Data about app and page elements
────────────────────
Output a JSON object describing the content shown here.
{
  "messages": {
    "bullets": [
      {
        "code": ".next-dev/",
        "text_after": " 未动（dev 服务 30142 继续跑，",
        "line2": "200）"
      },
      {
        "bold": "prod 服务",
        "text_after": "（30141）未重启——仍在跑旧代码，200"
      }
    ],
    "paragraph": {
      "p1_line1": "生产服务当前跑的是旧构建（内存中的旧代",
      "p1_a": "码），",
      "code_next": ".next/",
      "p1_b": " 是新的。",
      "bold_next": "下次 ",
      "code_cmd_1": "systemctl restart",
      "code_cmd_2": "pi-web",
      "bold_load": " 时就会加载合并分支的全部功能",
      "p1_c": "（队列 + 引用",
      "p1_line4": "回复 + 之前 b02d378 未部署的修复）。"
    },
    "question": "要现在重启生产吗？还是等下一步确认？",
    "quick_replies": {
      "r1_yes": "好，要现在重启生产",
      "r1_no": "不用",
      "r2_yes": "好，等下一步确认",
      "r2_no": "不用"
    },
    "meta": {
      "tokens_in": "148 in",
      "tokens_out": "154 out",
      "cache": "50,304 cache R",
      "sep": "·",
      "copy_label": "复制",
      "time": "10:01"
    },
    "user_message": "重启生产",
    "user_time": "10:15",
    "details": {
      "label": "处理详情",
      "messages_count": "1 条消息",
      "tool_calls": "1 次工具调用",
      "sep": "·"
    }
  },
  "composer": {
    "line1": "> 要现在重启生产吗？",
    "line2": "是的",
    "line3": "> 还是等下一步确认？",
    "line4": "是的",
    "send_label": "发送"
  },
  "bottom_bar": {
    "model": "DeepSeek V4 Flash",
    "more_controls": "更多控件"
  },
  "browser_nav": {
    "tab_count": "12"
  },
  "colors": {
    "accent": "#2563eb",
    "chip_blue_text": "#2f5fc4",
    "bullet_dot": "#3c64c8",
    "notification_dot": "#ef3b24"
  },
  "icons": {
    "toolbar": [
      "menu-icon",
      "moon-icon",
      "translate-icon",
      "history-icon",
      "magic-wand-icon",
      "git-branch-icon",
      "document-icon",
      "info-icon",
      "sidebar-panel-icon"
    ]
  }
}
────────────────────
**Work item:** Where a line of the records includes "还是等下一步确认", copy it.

**Answer space:**
    "question": "要现在重启生产吗？还是等下一步确认？",
    "line3": "> 还是等下一步确认？",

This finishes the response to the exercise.